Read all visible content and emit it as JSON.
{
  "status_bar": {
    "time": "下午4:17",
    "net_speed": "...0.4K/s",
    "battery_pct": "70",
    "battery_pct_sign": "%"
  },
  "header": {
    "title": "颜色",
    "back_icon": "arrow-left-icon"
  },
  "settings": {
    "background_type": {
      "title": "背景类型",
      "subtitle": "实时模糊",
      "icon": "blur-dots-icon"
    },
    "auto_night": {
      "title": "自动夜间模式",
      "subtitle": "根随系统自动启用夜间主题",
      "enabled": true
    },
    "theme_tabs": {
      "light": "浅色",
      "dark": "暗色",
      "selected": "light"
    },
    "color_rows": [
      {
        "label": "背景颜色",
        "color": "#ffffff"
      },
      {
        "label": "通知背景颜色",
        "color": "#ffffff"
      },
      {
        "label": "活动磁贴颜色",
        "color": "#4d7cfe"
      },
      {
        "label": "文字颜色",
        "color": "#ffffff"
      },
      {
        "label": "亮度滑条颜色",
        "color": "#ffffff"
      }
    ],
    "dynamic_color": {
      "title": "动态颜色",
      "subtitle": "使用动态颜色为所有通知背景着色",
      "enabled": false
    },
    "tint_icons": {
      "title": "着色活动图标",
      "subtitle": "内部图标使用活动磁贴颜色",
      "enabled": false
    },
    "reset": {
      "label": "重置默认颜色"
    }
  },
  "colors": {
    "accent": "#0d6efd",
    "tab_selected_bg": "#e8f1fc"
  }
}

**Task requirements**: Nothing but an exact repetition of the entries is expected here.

**Solution**:
Read all visible content and emit it as JSON.
{
  "status_bar": {
    "time": "下午4:17",
    "net_speed": "...0.4K/s",
    "battery_pct": "70",
    "battery_pct_sign": "%"
  },
  "header": {
    "title": "颜色",
    "back_icon": "arrow-left-icon"
  },
  "settings": {
    "background_type": {
      "title": "背景类型",
      "subtitle": "实时模糊",
      "icon": "blur-dots-icon"
    },
    "auto_night": {
      "title": "自动夜间模式",
      "subtitle": "根随系统自动启用夜间主题",
      "enabled": true
    },
    "theme_tabs": {
      "light": "浅色",
      "dark": "暗色",
      "selected": "light"
    },
    "color_rows": [
      {
        "label": "背景颜色",
        "color": "#ffffff"
      },
      {
        "label": "通知背景颜色",
        "color": "#ffffff"
      },
      {
        "label": "活动磁贴颜色",
        "color": "#4d7cfe"
      },
      {
        "label": "文字颜色",
        "color": "#ffffff"
      },
      {
        "label": "亮度滑条颜色",
        "color": "#ffffff"
      }
    ],
    "dynamic_color": {
      "title": "动态颜色",
      "subtitle": "使用动态颜色为所有通知背景着色",
      "enabled": false
    },
    "tint_icons": {
      "title": "着色活动图标",
      "subtitle": "内部图标使用活动磁贴颜色",
      "enabled": false
    },
    "reset": {
      "label": "重置默认颜色"
    }
  },
  "colors": {
    "accent": "#0d6efd",
    "tab_selected_bg": "#e8f1fc"
  }
}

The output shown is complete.